    • Translation occurs in the 5' to 3' direction along the mRNA
    • Initiation begins with the attachment of the ribosome to the mRNA
    • Elongation begins at the mRNA start codon AUG and continues with the addition of amino acids to the polypeptide.
    • Termination occurs at the STOP codon (UGA, UAG or UAA).
    Step 1
  • Activation : attaching specific amino acids to specific tRNA molecules.
    • Amino acid which is specific to each tRNA.
    • (b) CCA base sequence to
    • which the amino acid is
    • attached by the
    • 'Activating Enzyme'.
    • (c) Complementary base
    • pairing sequence. Helical
    • in shape.
    • (d) 8 free bases
    • non-pairing giving one
    • loop of RNA.
    Step 2
    • (e) 7 free bases non-pairing giving second loop of RNA.
    • (f) Small open loop of RNA which is variable in shape between different tRNA.
    • (g) Anti-codon (3 bases) which binds to the mRNA codon (3 bases) this is specific to the amino acids being carried. The anti-codon is complementary to the sense DNA.
  • Ribosome Structure
    • Proteins and Ribosomal RNA combine in the structure
    • Large sub-unit and a small sub-unit
    • Large sub-unit has two binding sites for tRNA molecules ( P and A site)
    • Small sub-unit has a binding site for mRNA
    P P A Step 2
  • Ribosome Structure
  • Building a Protein
    •   (a) tRNA and amino acids are 'activated‘
    • (b) mRNA produced in transcription and now located in the cytoplasm.

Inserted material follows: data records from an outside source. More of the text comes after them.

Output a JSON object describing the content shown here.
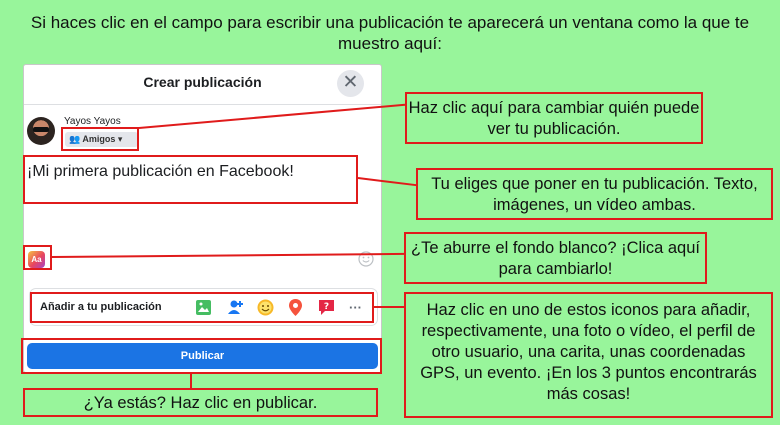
{
  "intro": "Si haces clic en el campo para escribir una publicación te aparecerá un ventana como la que te muestro aquí:",
  "dialog": {
    "title": "Crear publicación",
    "close_glyph": "✕",
    "user_name": "Yayos Yayos",
    "audience_label": "Amigos",
    "post_text": "¡Mi primera publicación en Facebook!",
    "background_button": "Aa",
    "add_to_post": "Añadir a tu publicación",
    "more_glyph": "···",
    "publish_label": "Publicar"
  },
  "icons": [
    "photo-icon",
    "tag-people-icon",
    "feeling-icon",
    "location-icon",
    "event-icon",
    "more-icon",
    "emoji-icon",
    "close-icon",
    "people-icon",
    "caret-down-icon"
  ],
  "callouts": {
    "audience": "Haz clic aquí para cambiar quién puede ver tu publicación.",
    "text": "Tu eliges que poner en tu publicación. Texto, imágenes, un vídeo ambas.",
    "background": "¿Te aburre el fondo blanco? ¡Clica aquí para cambiarlo!",
    "icons": "Haz clic en uno de estos iconos para añadir, respectivamente, una foto o vídeo, el perfil de otro usuario, una carita, unas coordenadas GPS, un evento. ¡En los 3 puntos encontrarás más cosas!",
    "publish": "¿Ya estás? Haz clic en publicar."
  },
  "colors": {
    "background": "#98f59b",
    "highlight": "#e01b1b",
    "facebook_blue": "#1b74e4"
  }
}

The translation will occur in the 5' to 3' direction along the mRNA.
    • (c) Initiation begins with the attachment of the small sub-unit to the mRNA. This is already carrying the tRNA with the Anti-codon, UAC.

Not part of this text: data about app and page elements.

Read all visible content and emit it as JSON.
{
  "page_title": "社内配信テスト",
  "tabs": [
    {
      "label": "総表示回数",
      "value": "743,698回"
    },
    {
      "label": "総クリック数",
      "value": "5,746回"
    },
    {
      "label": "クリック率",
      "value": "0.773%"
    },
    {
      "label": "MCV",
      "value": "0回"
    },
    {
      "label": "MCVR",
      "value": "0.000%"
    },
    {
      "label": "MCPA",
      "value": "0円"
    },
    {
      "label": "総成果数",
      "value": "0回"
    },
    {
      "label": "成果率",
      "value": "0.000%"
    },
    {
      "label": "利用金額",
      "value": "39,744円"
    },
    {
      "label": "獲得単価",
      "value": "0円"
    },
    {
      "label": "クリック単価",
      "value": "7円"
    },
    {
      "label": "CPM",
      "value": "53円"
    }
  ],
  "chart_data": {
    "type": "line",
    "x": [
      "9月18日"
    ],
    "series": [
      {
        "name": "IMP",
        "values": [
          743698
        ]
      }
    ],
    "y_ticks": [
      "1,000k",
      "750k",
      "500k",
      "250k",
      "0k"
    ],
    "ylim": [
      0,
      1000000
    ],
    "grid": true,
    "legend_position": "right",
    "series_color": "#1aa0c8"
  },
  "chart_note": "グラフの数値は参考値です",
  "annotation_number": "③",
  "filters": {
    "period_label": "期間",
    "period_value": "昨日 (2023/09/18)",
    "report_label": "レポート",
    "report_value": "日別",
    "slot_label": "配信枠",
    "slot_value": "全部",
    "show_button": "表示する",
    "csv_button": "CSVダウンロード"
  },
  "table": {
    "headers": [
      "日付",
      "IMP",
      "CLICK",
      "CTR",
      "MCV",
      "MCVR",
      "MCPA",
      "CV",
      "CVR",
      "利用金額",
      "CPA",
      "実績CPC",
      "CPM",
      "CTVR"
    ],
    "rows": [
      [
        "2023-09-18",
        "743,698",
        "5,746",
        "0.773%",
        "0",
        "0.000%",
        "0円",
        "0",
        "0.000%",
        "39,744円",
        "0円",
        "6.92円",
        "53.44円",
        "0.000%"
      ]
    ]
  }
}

    • (d) The large sub-unit binds to the small at the mRNA START codon AUG. The process of elongation of the polypeptide can begin.
  • Ribosomes effect in translation
    • Ribosome are found in Prokaryotes (70's) and Eukaryotes (80's). Including P and A sites. START codons and STOP codons begin and termination translation.
    • Polyribosome= Polysomes
        • Multiple ribosomes on the same mRNA at the same time.
        • All ribosome move 5' to 3' in sequence.
        • In protein synthesis polyribosomes increase the quantity of polypeptide synthesized.
    • Information in DNA is used to synthesize a particular protein
    • Proteins provide the molecular basis for phenotypic traits
    • The information constituting an organism’s genotype is carried in its sequence of bases
    What does DNA have to do with proteins?
    • A specific gene specifies a polypeptide
      • The DNA is transcribed into RNA, which is translated into the polypeptide
    • The “words” of the DNA “language” are triplets of bases called codons
      • The codons in a gene specify the amino acid sequence of a polypeptide
      • 64 (4 3 ) possible triplets code for 20 amino acids, so more than one triplet codes for an amino acid.
    Genetic information written in codons is translated into amino acid sequences
  • Figure 10.7 DNA molecule Gene 1 Gene 2 Gene 3 DNA strand TRANSCRIPTION RNA Polypeptide TRANSLATION Codon Amino acid
    • Virtually all organisms from the blue whale to the smallest bacteria share the same genetic code
    The genetic code helps us decode the formula for life Figure 10.8A